3. The longer-range—the mid 1980’s through the 1990’s. R&D efforts which could pay off in this period include increased development of existing fossil fuel resources and full development of the liquid metal fast breeder reactor. Utilization of solar and geothermal energy may occur, though these two sources together will never be more than a minor source (perhaps 5% of total energy by the year 2000). This is the pay off time-frame at which most of the FY 74 energy R&D is aimed, with emphasis on the more expensive nuclear R&D.
The fast breeder reactor is seen as a necessary development to solve the problem of the depletion of our scarce uranium supply. However, the possibility of laser separation of uranium may stretch our supply for several years—perhaps to the point where we could transition directly from the thermal reactors of today into controlled fusion, thereby avoiding the severe safety problems of the breeder. The R&D on the breeder must of course continue since laser separation and controlled fusion may not work out.
4. The very long-range—beyond the year 2000. Current R&D efforts which could begin to offer significant payoffs in the very long term include nuclear fusion, a potential source of virtually unlimited supplies of clean energy. Nuclear fusion R&D is funded at $89 million in FY 74.[Page 554]

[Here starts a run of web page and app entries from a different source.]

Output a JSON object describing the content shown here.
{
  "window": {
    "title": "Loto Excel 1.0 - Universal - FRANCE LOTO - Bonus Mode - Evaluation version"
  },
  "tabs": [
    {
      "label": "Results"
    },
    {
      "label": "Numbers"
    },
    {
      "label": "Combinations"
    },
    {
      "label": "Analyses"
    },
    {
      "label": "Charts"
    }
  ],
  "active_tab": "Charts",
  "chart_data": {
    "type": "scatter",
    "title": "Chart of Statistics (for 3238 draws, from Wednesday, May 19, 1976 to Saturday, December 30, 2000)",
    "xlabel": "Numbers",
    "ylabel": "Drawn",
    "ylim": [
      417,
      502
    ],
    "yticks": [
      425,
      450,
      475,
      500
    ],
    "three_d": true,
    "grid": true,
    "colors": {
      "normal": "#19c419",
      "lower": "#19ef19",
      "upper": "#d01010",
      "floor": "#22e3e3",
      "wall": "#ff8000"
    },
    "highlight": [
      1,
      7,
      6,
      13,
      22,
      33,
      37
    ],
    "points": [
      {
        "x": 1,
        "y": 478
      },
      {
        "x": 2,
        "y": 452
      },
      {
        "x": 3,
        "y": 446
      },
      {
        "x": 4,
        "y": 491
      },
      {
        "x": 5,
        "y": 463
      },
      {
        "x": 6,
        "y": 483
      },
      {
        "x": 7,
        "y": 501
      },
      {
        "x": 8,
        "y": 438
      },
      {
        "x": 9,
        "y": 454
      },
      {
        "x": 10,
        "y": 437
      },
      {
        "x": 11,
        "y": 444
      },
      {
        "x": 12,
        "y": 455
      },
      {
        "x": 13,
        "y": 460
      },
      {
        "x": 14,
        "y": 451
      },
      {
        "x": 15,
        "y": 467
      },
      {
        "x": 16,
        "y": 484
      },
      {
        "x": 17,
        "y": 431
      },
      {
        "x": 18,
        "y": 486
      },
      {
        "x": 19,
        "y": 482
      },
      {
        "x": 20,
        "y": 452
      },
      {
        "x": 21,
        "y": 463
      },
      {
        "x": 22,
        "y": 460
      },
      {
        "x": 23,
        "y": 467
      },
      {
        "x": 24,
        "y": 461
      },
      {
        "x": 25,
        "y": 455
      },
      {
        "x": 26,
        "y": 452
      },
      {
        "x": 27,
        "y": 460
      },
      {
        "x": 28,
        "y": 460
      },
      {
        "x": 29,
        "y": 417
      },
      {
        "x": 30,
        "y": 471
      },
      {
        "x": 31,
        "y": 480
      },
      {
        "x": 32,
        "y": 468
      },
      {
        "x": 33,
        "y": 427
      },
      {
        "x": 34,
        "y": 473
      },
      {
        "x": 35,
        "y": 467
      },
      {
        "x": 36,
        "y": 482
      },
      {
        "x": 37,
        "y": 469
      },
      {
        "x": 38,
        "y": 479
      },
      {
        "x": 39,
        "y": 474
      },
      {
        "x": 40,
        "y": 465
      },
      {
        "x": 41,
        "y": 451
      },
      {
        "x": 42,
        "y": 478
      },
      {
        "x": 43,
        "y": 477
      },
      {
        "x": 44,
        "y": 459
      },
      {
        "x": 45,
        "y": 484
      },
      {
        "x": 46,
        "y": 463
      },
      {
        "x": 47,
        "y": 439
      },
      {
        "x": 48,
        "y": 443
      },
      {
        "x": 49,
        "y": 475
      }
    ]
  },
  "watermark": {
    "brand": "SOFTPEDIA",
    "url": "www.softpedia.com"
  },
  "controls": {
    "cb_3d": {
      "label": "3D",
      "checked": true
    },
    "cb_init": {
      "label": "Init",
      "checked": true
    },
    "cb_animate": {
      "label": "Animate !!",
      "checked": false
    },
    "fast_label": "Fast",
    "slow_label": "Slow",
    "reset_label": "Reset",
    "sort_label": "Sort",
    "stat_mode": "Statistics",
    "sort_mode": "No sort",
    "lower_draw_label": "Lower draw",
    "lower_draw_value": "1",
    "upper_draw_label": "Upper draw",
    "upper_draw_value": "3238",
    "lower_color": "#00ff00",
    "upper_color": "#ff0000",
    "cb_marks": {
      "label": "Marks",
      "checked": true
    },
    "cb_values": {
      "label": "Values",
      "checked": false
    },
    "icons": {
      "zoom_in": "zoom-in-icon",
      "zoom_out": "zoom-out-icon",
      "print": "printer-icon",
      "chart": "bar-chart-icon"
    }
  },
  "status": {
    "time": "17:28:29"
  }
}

For all of the four periods discussed above, price will be an important determinant in the implementation of new energy technologies. For example, in the area of conventional fuels, as oil exceeds about $3 per barrel (the present price range is $3–5) desulfurized coal becomes competitive at the present level of technology. At $7–8 per barrel coal gasification would be a competitive source and, at $7–10, domestic oil shale extraction might be economically substituted. R&D programs would be designed to bring these prices down, to facilitate some currently difficult conversions (e.g., coal into oil), to ameliorate environmental impact and, of course, to develop new sources.
Some active research is being carried out in the USSR on breeder reactors and controlled fusion, and the FRG has fairly well developed programs in the use of coal. We are attempting to tap these R&D sources, and others elsewhere, through energy R&D bilateral agreements. However, in the majority of cases our activities are better funded and more advanced and thus the net information flow will be outward. As new technologies are evolved we may find commercial developers unwilling for proprietary reasons to continue to be a party to international programs and joint ventures.
Given the fact that Dixie Lee Ray has been asked to come up with recommendations for the accelerated energy R&D programs, it is important that coal R&D—which has greater shorter term payoff than nuclear power—does not get short changed. We are discussing with Governor Love’s Office the criteria by which the increased funding is determined. We will ensure that a decreased dependence on imported energy sources—as quickly as feasible—is an important determinant of our accelerated energy R&D efforts.